Influenza hit Texas earlier than usual this year, according to the Texas Department of State Health Services. Officials encourage Texans age 6 months and older to get their flu vaccination as soon as possible to protect themselves during the holidays.

The U.S. flu season typically occurs during the fall and winter with peak case levels between December and January, according to the U.S. Centers for Disease Control and Prevention.

As of Nov. 5, nearly 8% of medical patient visits in Texas were due to influenza-like illnesses, which include the flu and similar respiratory viruses. Each week, health care providers share data with the DSHS that demonstrates how many of their patients were seen for a flu-like illness.

Flu symptoms include a fever, chills, muscle aches, a cough, a sore throat, a runny or stuffy nose, and fatigue, according to the CDC.

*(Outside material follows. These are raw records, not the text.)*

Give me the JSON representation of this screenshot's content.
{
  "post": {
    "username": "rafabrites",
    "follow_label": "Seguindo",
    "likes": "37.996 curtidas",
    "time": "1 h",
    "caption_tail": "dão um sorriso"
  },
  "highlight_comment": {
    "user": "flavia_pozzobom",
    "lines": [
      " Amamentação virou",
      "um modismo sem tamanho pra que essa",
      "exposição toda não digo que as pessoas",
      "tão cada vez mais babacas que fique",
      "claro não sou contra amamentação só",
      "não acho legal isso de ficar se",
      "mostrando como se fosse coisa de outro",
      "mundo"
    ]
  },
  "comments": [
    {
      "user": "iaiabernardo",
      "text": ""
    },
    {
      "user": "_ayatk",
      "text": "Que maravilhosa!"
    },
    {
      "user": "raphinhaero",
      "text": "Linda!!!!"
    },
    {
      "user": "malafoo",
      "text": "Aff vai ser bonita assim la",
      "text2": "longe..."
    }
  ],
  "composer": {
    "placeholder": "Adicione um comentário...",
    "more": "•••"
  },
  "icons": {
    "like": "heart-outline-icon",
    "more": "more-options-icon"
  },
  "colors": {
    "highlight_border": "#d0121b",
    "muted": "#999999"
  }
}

Visits for flu-like illnesses were substantially lower during the 2020-21 and 2021-22 flu seasons, largely due to the precautions taken against COVID-19, such as masking, social distancing and working from home.

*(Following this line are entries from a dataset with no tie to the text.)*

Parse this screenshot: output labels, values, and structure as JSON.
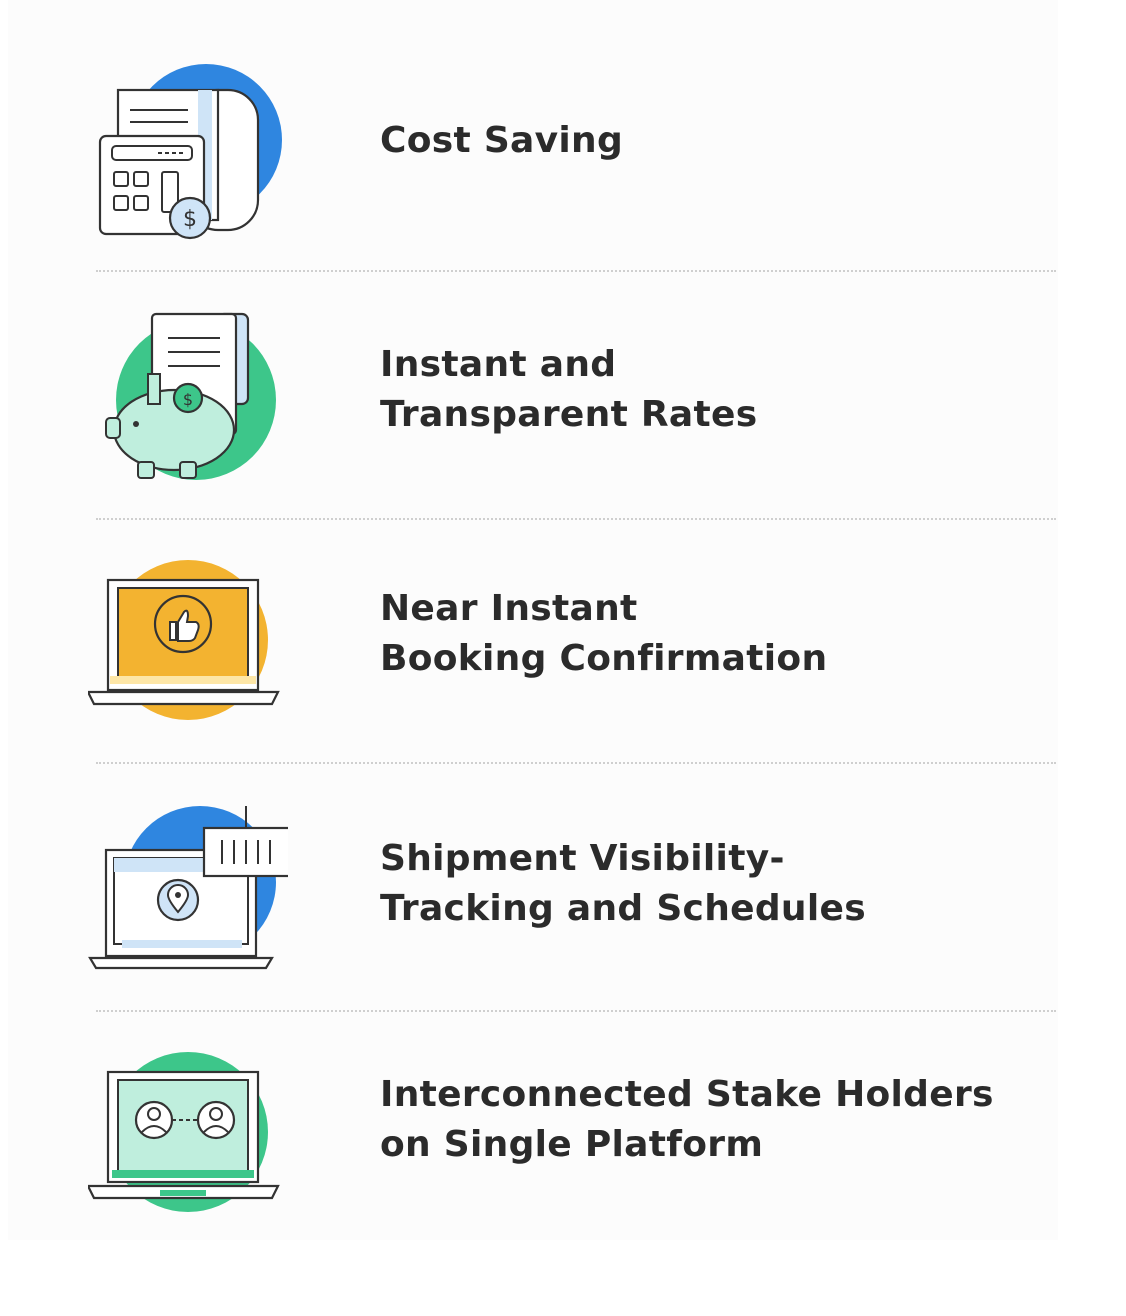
{
  "features": [
    {
      "icon": "calculator-bill-icon",
      "lines": [
        "Cost Saving"
      ],
      "accent": "#2f86e0"
    },
    {
      "icon": "piggy-bank-icon",
      "lines": [
        "Instant and",
        "Transparent Rates"
      ],
      "accent": "#3dc68a"
    },
    {
      "icon": "laptop-thumbs-up-icon",
      "lines": [
        "Near Instant",
        "Booking Confirmation"
      ],
      "accent": "#f3b330"
    },
    {
      "icon": "laptop-location-tracking-icon",
      "lines": [
        "Shipment Visibility-",
        "Tracking and Schedules"
      ],
      "accent": "#2f86e0"
    },
    {
      "icon": "laptop-connected-users-icon",
      "lines": [
        "Interconnected Stake Holders",
        "on Single Platform"
      ],
      "accent": "#3dc68a"
    }
  ]
}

Last year, flu activity was around 2.5% in early November. Levels were below 2% during the same period in 2020, according to DSHS data.

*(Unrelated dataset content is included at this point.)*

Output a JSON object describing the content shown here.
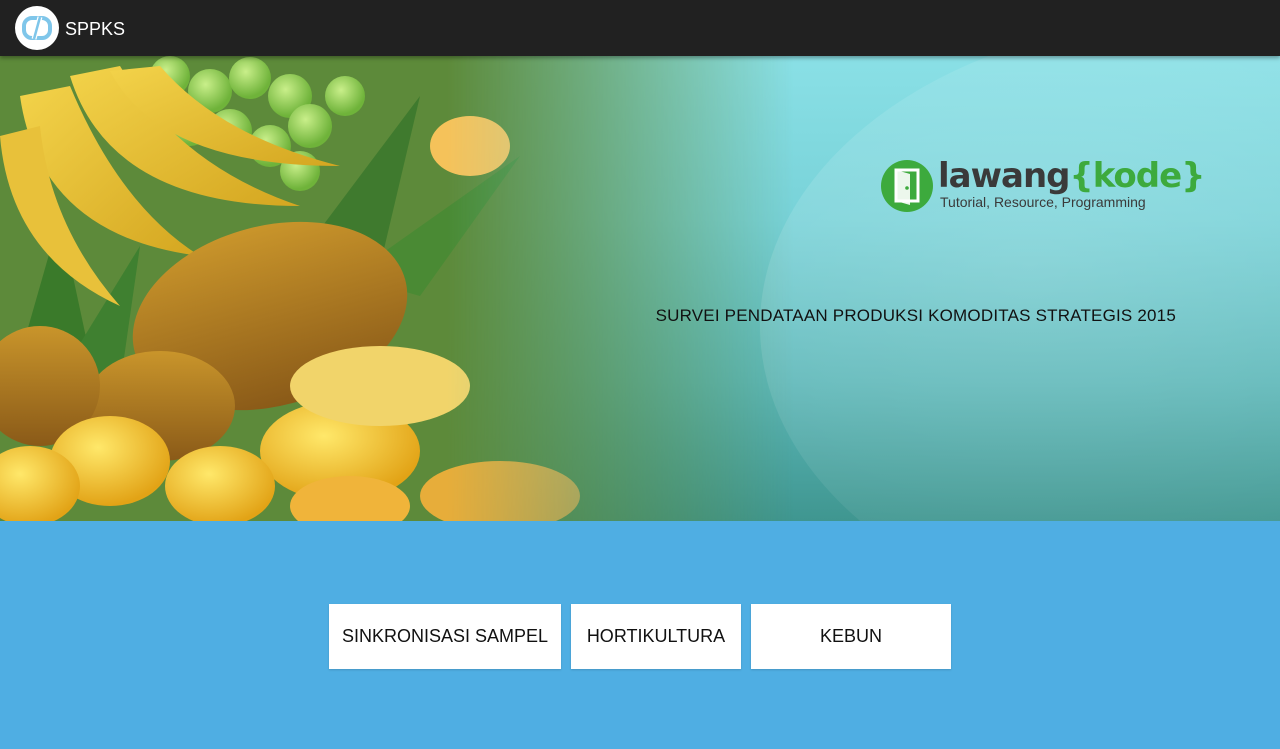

DSHS interim Commissioner Jennifer Shuford said fewer Texans were exposed to the flu over the past couple of years, which led to decreased immunity across the state. The flu season is also “notoriously unpredictable,” Shuford said, meaning officials do not know how flu activity will look for the rest of the year and going into 2023.

For that reason, Shuford recommended people get their flu shot sooner than later. It takes about two weeks for someone’s body to produce the antibodies needed to fight the flu, according to a news release from the DSHS.

“A flu shot will keep somebody from getting [the] flu at all,” Shuford said. “And for people who do end up getting [the] flu after the flu shot, their illness is less likely to be a severe illness and less likely to result in hospitalization and death.”

According to the CDC, young children, older adults, pregnant people and people with other health conditions are more likely to experience complications due to the flu, especially if they do not receive a flu shot.

To minimize the spread of the flu, Shuford recommended Texans:

  • Stay home if they are feeling sick;

  • Limit time around friends or family members who are sick;

  • Wash their hands frequently; and

  • Cover their nose and mouth when coughing or sneezing.

Antiviral medications are also available to help make flu symptoms milder and shorten how long people are sick. Shuford said these medications are most effective shortly after someone begins experiencing symptoms.

Texans can receive their flu shot and updated COVID-19 booster shot at the same time, according to the release. The updated booster was designed to protect against the highly contagious omicron variant as well as the original strain of the SARS-CoV-2 virus.